Ventura’s Rate Advisory Committee
The Ventura Water and Wastewater Rate Advisory Committee has concluded its series of public meetings to review a 10-year financial plan. The nine voluntary citizen committee members evaluated potential rate structures and offered community perspective to Ventura Water staff as part of a comprehensive Cost of Service study for the water and wastewater utilities.
Ventura Water General Manager Shana Epstein, Committee Chairman John Mundy and Committee Vice Chairwoman Irene Henry will present the Committee’s recommendations to the Ventura City Council at 6 p.m. Monday Feb. 27.
Rates paid by customers will pay for the total projected expenses, which include operations, maintenance and capital projects to replace aging pipes, equipment and facilities.
To increase revenue stability for the water utility, service charges are recommended to raise 25 percent of the needed revenues; currently these charges generate 19 percent of revenues.
To support water efficiency, the tiers for residential water usage would be tightened. Annual wastewater rates for residential customers would be set each July based on the average water use during two cycles from the previous winter.

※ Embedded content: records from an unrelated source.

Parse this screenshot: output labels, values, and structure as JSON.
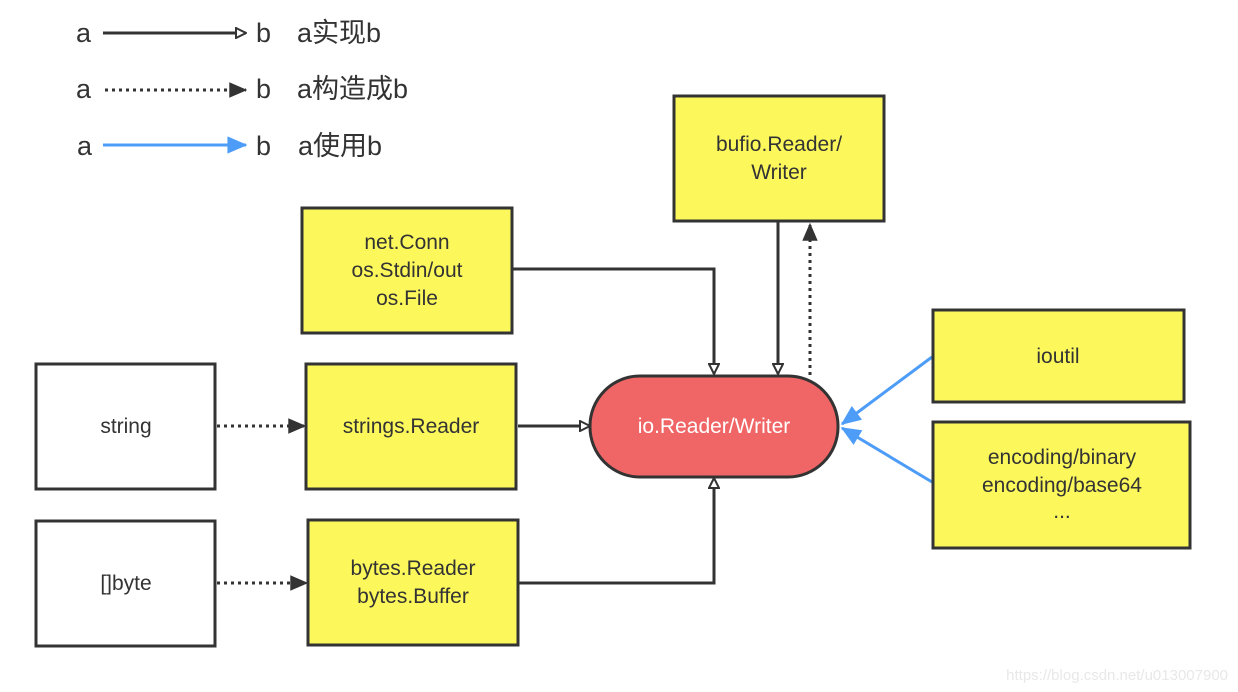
{
  "legend": [
    {
      "from": "a",
      "to": "b",
      "style": "solid-hollow-arrow",
      "label": "a实现b"
    },
    {
      "from": "a",
      "to": "b",
      "style": "dotted-filled-arrow",
      "label": "a构造成b"
    },
    {
      "from": "a",
      "to": "b",
      "style": "blue-filled-arrow",
      "label": "a使用b"
    }
  ],
  "colors": {
    "yellow_fill": "#fcf85c",
    "core_fill": "#f06666",
    "stroke": "#333333",
    "use_arrow": "#4c9cf8",
    "white_fill": "#ffffff"
  },
  "nodes": {
    "bufio": {
      "lines": [
        "bufio.Reader/",
        "Writer"
      ]
    },
    "net": {
      "lines": [
        "net.Conn",
        "os.Stdin/out",
        "os.File"
      ]
    },
    "string": {
      "lines": [
        "string"
      ]
    },
    "strings_reader": {
      "lines": [
        "strings.Reader"
      ]
    },
    "byte": {
      "lines": [
        "[]byte"
      ]
    },
    "bytes_reader": {
      "lines": [
        "bytes.Reader",
        "bytes.Buffer"
      ]
    },
    "core": {
      "lines": [
        "io.Reader/Writer"
      ]
    },
    "ioutil": {
      "lines": [
        "ioutil"
      ]
    },
    "encoding": {
      "lines": [
        "encoding/binary",
        "encoding/base64",
        "..."
      ]
    }
  },
  "edges": [
    {
      "from": "net",
      "to": "core",
      "type": "implements"
    },
    {
      "from": "bufio",
      "to": "core",
      "type": "implements"
    },
    {
      "from": "core",
      "to": "bufio",
      "type": "constructs"
    },
    {
      "from": "string",
      "to": "strings_reader",
      "type": "constructs"
    },
    {
      "from": "strings_reader",
      "to": "core",
      "type": "implements"
    },
    {
      "from": "byte",
      "to": "bytes_reader",
      "type": "constructs"
    },
    {
      "from": "bytes_reader",
      "to": "core",
      "type": "implements"
    },
    {
      "from": "ioutil",
      "to": "core",
      "type": "uses"
    },
    {
      "from": "encoding",
      "to": "core",
      "type": "uses"
    }
  ],
  "watermark": "https://blog.csdn.net/u013007900"
}
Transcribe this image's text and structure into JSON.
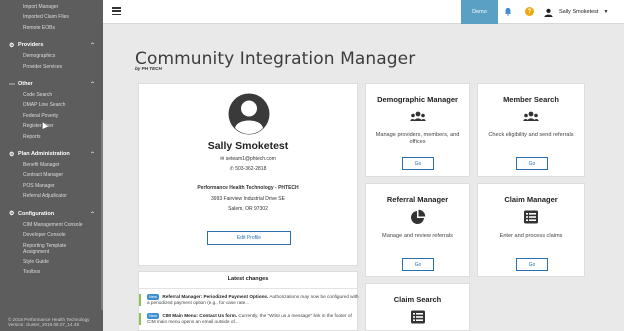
{
  "sidebar": {
    "top_items": [
      "Import Manager",
      "Imported Claim Files",
      "Remote EOBs"
    ],
    "sections": [
      {
        "label": "Providers",
        "items": [
          "Demographics",
          "Provider Services"
        ]
      },
      {
        "label": "Other",
        "items": [
          "Code Search",
          "DMAP Line Search",
          "Federal Poverty",
          "Register User",
          "Reports"
        ]
      },
      {
        "label": "Plan Administration",
        "items": [
          "Benefit Manager",
          "Contract Manager",
          "POS Manager",
          "Referral Adjudicator"
        ]
      },
      {
        "label": "Configuration",
        "items": [
          "CIM Management Console",
          "Developer Console",
          "Reporting Template Assignment",
          "Style Guide",
          "Toolbox"
        ]
      }
    ],
    "footer_copyright": "© 2018 Performance Health Technology",
    "footer_version": "Version: cluster_2018.08.07_14.48"
  },
  "topbar": {
    "demo_label": "Demo",
    "user_name": "Sally Smoketest"
  },
  "page": {
    "title": "Community Integration Manager",
    "subtitle": "by PH TECH"
  },
  "profile": {
    "name": "Sally Smoketest",
    "email": "seteam1@phtech.com",
    "phone": "503-362-2818",
    "org": "Performance Health Technology - PHTECH",
    "address1": "3993 Fairview Industrial Drive SE",
    "address2": "Salem, OR 97302",
    "edit_label": "Edit Profile"
  },
  "changes": {
    "heading": "Latest changes",
    "items": [
      {
        "badge": "New",
        "title": "Referral Manager: Periodized Payment Options.",
        "text": "Authorizations may now be configured with a periodized payment option (e.g., for case rate...",
        "more": ""
      },
      {
        "badge": "New",
        "title": "CIM Main Menu: Contact Us form.",
        "text": "Currently, the \"Write us a message\" link in the footer of CIM main menu opens an email outside of...",
        "more": ""
      }
    ]
  },
  "tiles": [
    {
      "title": "Demographic Manager",
      "desc": "Manage providers, members, and offices",
      "go": "Go",
      "icon": "people-icon"
    },
    {
      "title": "Member Search",
      "desc": "Check eligibility and send referrals",
      "go": "Go",
      "icon": "people-icon"
    },
    {
      "title": "Referral Manager",
      "desc": "Manage and review referrals",
      "go": "Go",
      "icon": "pie-chart-icon"
    },
    {
      "title": "Claim Manager",
      "desc": "Enter and process claims",
      "go": "Go",
      "icon": "list-icon"
    },
    {
      "title": "Claim Search",
      "icon": "list-icon"
    }
  ]
}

Also, bills to Ventura Water customers will include an “Estuary Protection Charge” to fund planning for a potential diversion structure to reuse the water that the City’s Water Reclamation Facility currently releases into the Santa Clara River Estuary.
Other recommendations include establishing a more structured reserve policy to cover funding for emergencies and infrastructure replacement, and removing the current obligation that some water and wastewater capital projects include a public art element.

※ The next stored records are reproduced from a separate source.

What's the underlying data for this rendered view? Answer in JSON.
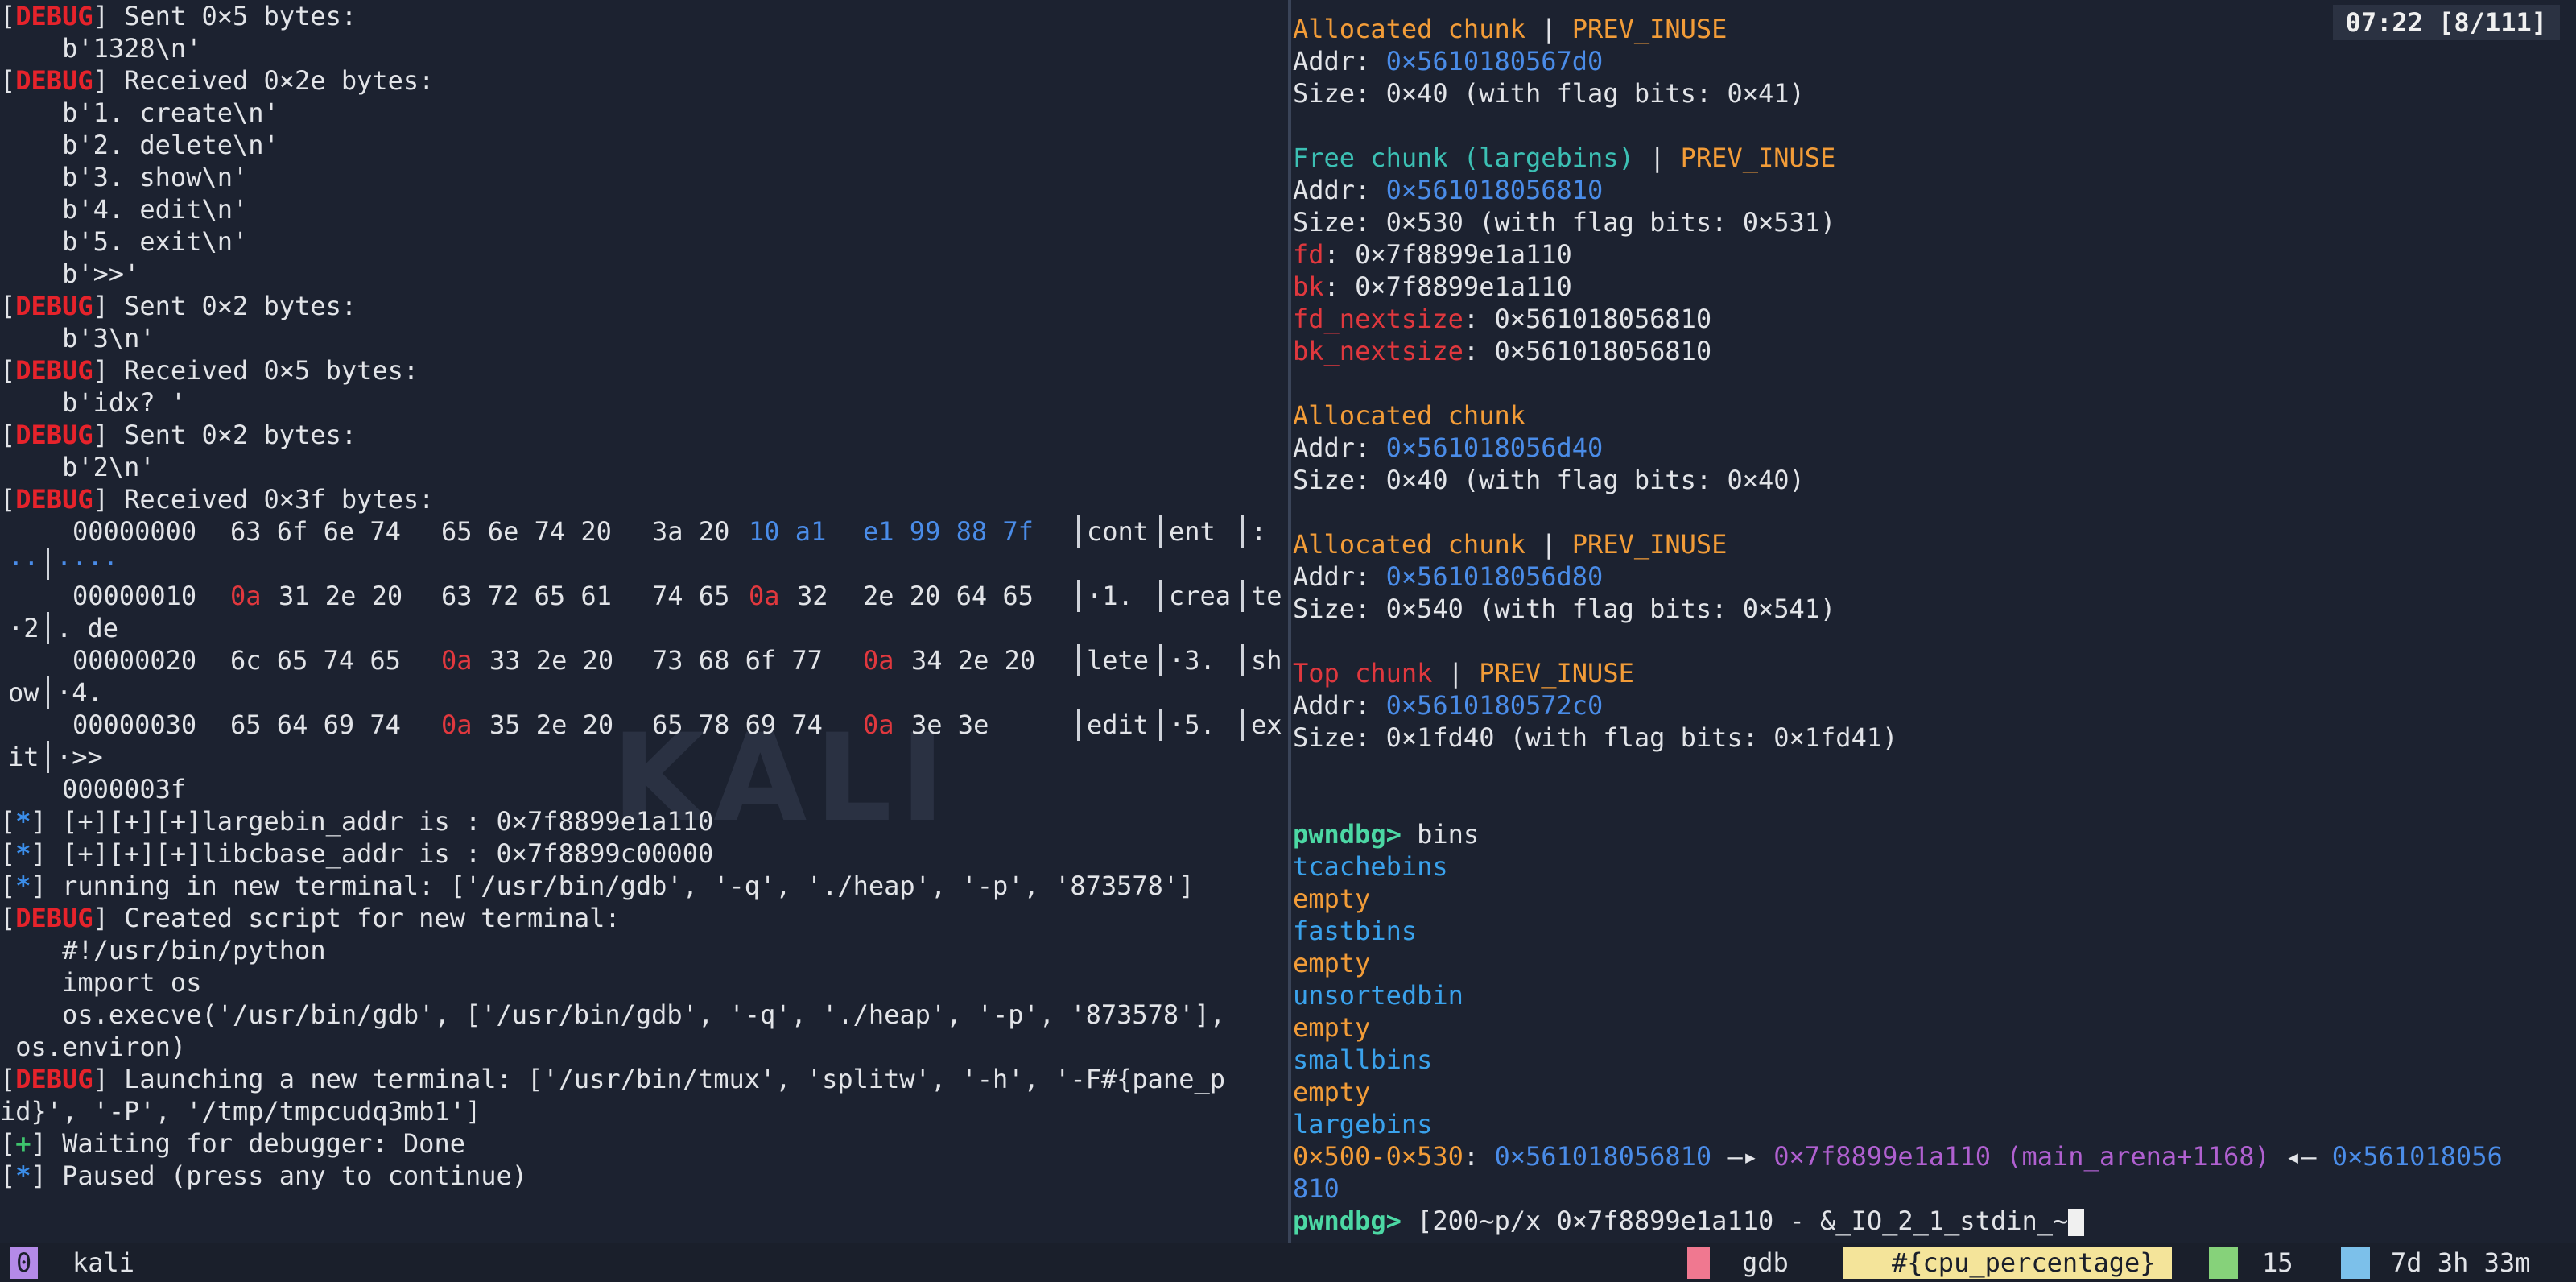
{
  "left_pane": {
    "lines_top": [
      {
        "tag": "DEBUG",
        "text": " Sent 0×5 bytes:"
      },
      {
        "text": "    b'1328\\n'"
      },
      {
        "tag": "DEBUG",
        "text": " Received 0×2e bytes:"
      },
      {
        "text": "    b'1. create\\n'"
      },
      {
        "text": "    b'2. delete\\n'"
      },
      {
        "text": "    b'3. show\\n'"
      },
      {
        "text": "    b'4. edit\\n'"
      },
      {
        "text": "    b'5. exit\\n'"
      },
      {
        "text": "    b'>>'"
      },
      {
        "tag": "DEBUG",
        "text": " Sent 0×2 bytes:"
      },
      {
        "text": "    b'3\\n'"
      },
      {
        "tag": "DEBUG",
        "text": " Received 0×5 bytes:"
      },
      {
        "text": "    b'idx? '"
      },
      {
        "tag": "DEBUG",
        "text": " Sent 0×2 bytes:"
      },
      {
        "text": "    b'2\\n'"
      },
      {
        "tag": "DEBUG",
        "text": " Received 0×3f bytes:"
      }
    ],
    "hexdump": [
      {
        "offset": "00000000",
        "g1": "63 6f 6e 74",
        "g2": "65 6e 74 20",
        "g3": "3a 20",
        "g3b": "10 a1",
        "g4": "e1 99 88 7f",
        "a1": "cont",
        "a2": "ent ",
        "a3": ":",
        "wrap": "··",
        "wrap2": "····"
      },
      {
        "offset": "00000010",
        "g1a": "0a",
        "g1": "31 2e 20",
        "g2": "63 72 65 61",
        "g3": "74 65",
        "g3r": "0a",
        "g3c": "32",
        "g4": "2e 20 64 65",
        "a1": "·1. ",
        "a2": "crea",
        "a3": "te",
        "wrap": "·2",
        "wrap2": ". de"
      },
      {
        "offset": "00000020",
        "g1": "6c 65 74 65",
        "g2a": "0a",
        "g2": "33 2e 20",
        "g3": "73 68 6f 77",
        "g4a": "0a",
        "g4": "34 2e 20",
        "a1": "lete",
        "a2": "·3. ",
        "a3": "sh",
        "wrap": "ow",
        "wrap2": "·4. "
      },
      {
        "offset": "00000030",
        "g1": "65 64 69 74",
        "g2a": "0a",
        "g2": "35 2e 20",
        "g3": "65 78 69 74",
        "g4a": "0a",
        "g4": "3e 3e",
        "a1": "edit",
        "a2": "·5. ",
        "a3": "ex",
        "wrap": "it",
        "wrap2": "·>>"
      }
    ],
    "hex_end": "    0000003f",
    "lines_bottom": [
      {
        "tag": "*",
        "text": " [+][+][+]largebin_addr is : 0×7f8899e1a110"
      },
      {
        "tag": "*",
        "text": " [+][+][+]libcbase_addr is : 0×7f8899c00000"
      },
      {
        "tag": "*",
        "text": " running in new terminal: ['/usr/bin/gdb', '-q', './heap', '-p', '873578']"
      },
      {
        "tag": "DEBUG",
        "text": " Created script for new terminal:"
      },
      {
        "text": "    #!/usr/bin/python"
      },
      {
        "text": "    import os"
      },
      {
        "text": "    os.execve('/usr/bin/gdb', ['/usr/bin/gdb', '-q', './heap', '-p', '873578'],"
      },
      {
        "text": " os.environ)"
      },
      {
        "tag": "DEBUG",
        "text": " Launching a new terminal: ['/usr/bin/tmux', 'splitw', '-h', '-F#{pane_p"
      },
      {
        "text": "id}', '-P', '/tmp/tmpcudq3mb1']"
      },
      {
        "tag": "+",
        "text": " Waiting for debugger: Done"
      },
      {
        "tag": "*",
        "text": " Paused (press any to continue)"
      }
    ]
  },
  "right_pane": {
    "clock": "07:22 [8/111]",
    "chunks": [
      {
        "kind": "Allocated chunk",
        "flag": "PREV_INUSE",
        "addr": "0×5610180567d0",
        "size": "0×40 (with flag bits: 0×41)"
      },
      {
        "kind": "Free chunk (largebins)",
        "flag": "PREV_INUSE",
        "addr": "0×561018056810",
        "size": "0×530 (with flag bits: 0×531)",
        "fd": "0×7f8899e1a110",
        "bk": "0×7f8899e1a110",
        "fd_nextsize": "0×561018056810",
        "bk_nextsize": "0×561018056810"
      },
      {
        "kind": "Allocated chunk",
        "flag": "",
        "addr": "0×561018056d40",
        "size": "0×40 (with flag bits: 0×40)"
      },
      {
        "kind": "Allocated chunk",
        "flag": "PREV_INUSE",
        "addr": "0×561018056d80",
        "size": "0×540 (with flag bits: 0×541)"
      },
      {
        "kind": "Top chunk",
        "flag": "PREV_INUSE",
        "addr": "0×5610180572c0",
        "size": "0×1fd40 (with flag bits: 0×1fd41)"
      }
    ],
    "labels": {
      "addr": "Addr: ",
      "size": "Size: ",
      "sep": " | ",
      "fd": "fd",
      "bk": "bk",
      "fd_nextsize": "fd_nextsize",
      "bk_nextsize": "bk_nextsize",
      "colon": ": "
    },
    "prompt": "pwndbg>",
    "bins_cmd": " bins",
    "bins": [
      {
        "name": "tcachebins",
        "value": "empty"
      },
      {
        "name": "fastbins",
        "value": "empty"
      },
      {
        "name": "unsortedbin",
        "value": "empty"
      },
      {
        "name": "smallbins",
        "value": "empty"
      },
      {
        "name": "largebins",
        "value": ""
      }
    ],
    "largebin_entry": {
      "range": "0×500-0×530",
      "colon": ": ",
      "a1": "0×561018056810",
      "arrow1": " —▸ ",
      "a2": "0×7f8899e1a110 (main_arena+1168)",
      "arrow2": " ◂— ",
      "a3": "0×561018056",
      "wrap": "810"
    },
    "input": " [200~p/x 0×7f8899e1a110 - &_IO_2_1_stdin_~"
  },
  "status_bar": {
    "window_index": "0",
    "session": "kali",
    "right_items": [
      "gdb",
      "#{cpu_percentage}",
      "15",
      "7d 3h 33m"
    ]
  },
  "colors": {
    "accent_debug": "#e6232b",
    "accent_info": "#3b8eea",
    "accent_ok": "#3ec46d",
    "prompt": "#4cd8a4",
    "address": "#4a8ce8",
    "chunk_label": "#f29c38"
  }
}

Another outcome of the study was the restructuring of the differential charged to customers outside of City limits. These customers will no longer be charged an additional 70 percent above City rates but a flat surcharge on each unit of water used. This is expected to lower rates for most of these customers.
Over the past six months, the Committee met six times to analyze costs and projected fiscal needs. Residents were invited to the meetings and officially noticed but few people turned out.

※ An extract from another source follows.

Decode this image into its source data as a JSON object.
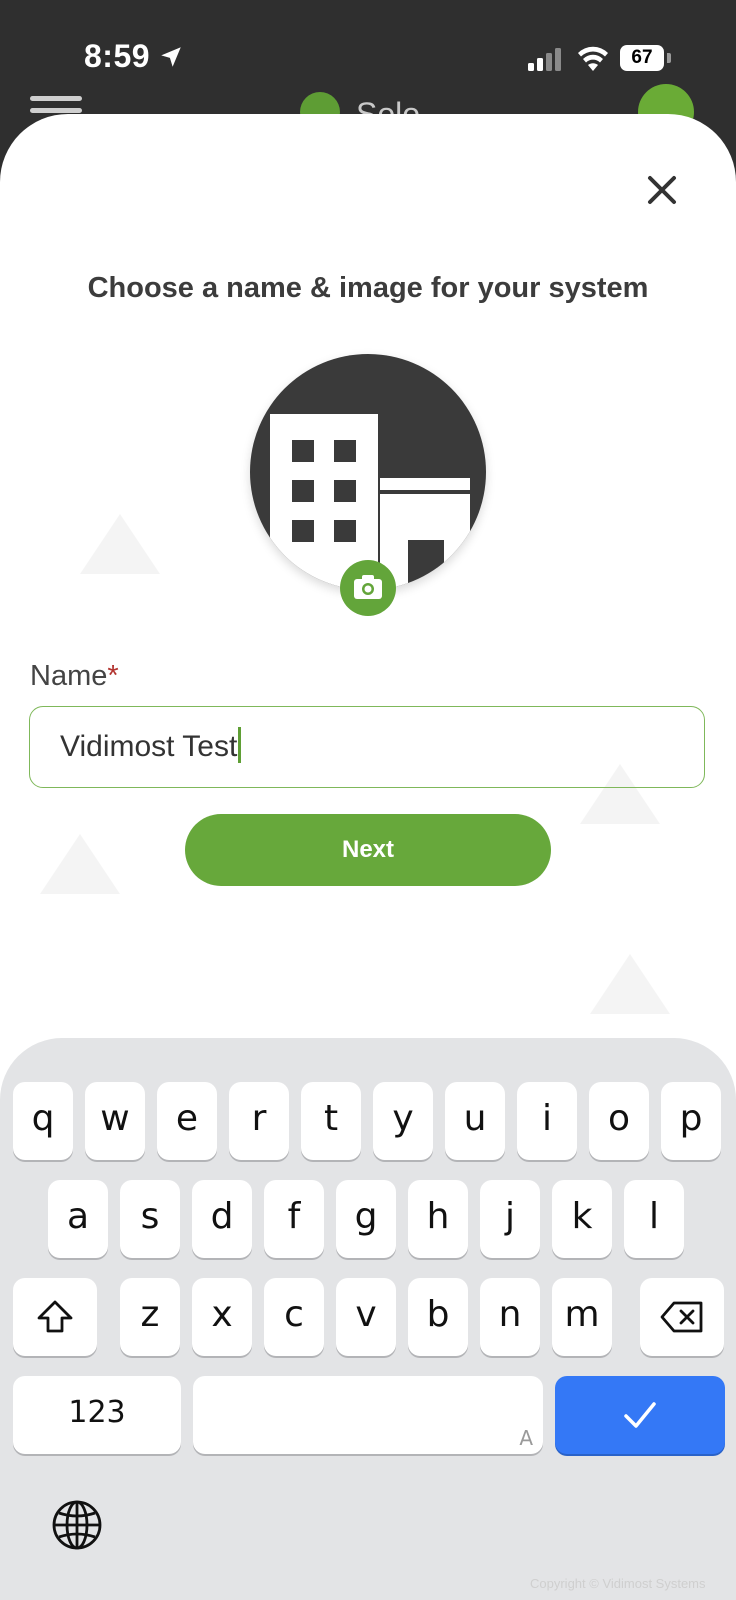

The Committee was thanked at the final committee meeting by Ventura Mayor Mike Tracy. “On behalf of the entire City Council, I want to thank all of you as citizen volunteers for participating in this study,” Tracy said. “This is a complex issue, and you're not likely to be 'thanked' for recommending an increase in water rates. Nevertheless, I want you to know we truly appreciate what you’re doing, and I know all the hours will pay off.”
To learn more, visit www.cityofventura.net/water/resources to view all of the Committee’s meeting materials and presentations.
Workers repair a broken water pipe that caused flooding on Main Street on Jan. 18. The section of cast iron pipe that broke is almost 50 years old.
Old Iron Pipeline Break Underscores
Need For Capital Improvement Projects
A major break of an 8-inch water main along Main Street on January 18 caused road closures, street flooding and water service disruption for local businesses. The pipeline, made of cast iron and installed almost 50 years ago, burst along a 10-foot stretch of the pipe. It was replaced in an emergency repair overnight, which restored service and opened roadways the next morning. The break, located directly in front of Ventura Fire Station No. 5, also caused soil to move beneath the station’s driveway as well as a nearby sewer pipeline, and both required emergency repairs the following week.
This type of incident is the most expensive and unpredictable in maintaining Ventura’s aging 380-mile underground water distribution system. It is projected that this main break will cost over $100,000. We also lost an estimated 1.26 million gallons of water - enough water for 13 average families for an entire year.
About 25 percent of Ventura’s water distribution pipes are made of older cast iron, which is known to rust and become susceptible to breaking due to the iron material’s interaction with certain types of soil. The rates paid by Ventura Water customers fund not only operations and maintenance but an extensive capital infrastructure renewal program as well.
A major pipeline replacement effort is projected to be needed over the next 50 years to maintain the system’s reliability into the future. To learn more about the projects currently in construction, visit www.cityofventura.net/pw/construction.
Is Your Money Going Down the Drain?
Did you know that
statistically speaking 20 percent of all toilets leak? It is guaranteed that 20 percent of our residents don’t know they have a leaky toilet. Do you?
Toilets are one of the most common sources of leaks in the home, and usually they go unnoticed because the leaks often are silent and out of view. On average, just one leaky toilet wastes 200 gallons of water a day, costing upward of $19 a month.
Testing your toilets for leaks is easy, quick and cost-effective. Just put a drop of dye, vanilla extract or food coloring into your tank and come back in 15 to 20 minutes to see if the bowl water has changed color. If it has, you have a leak, but don’t worry.
The most common source of leaks is a flapper in need of replacing. This is something even the most challenged in home improvement can tackle and our new Water Efficiency website can help. Check out the “Do It Yourself” page for great tips and videos at www.home-water-works.org/indoor-use/do-it-yourself#tlt-leak.
While you are there, explore the whole site and use the new water usage calculator to test your water efficiency.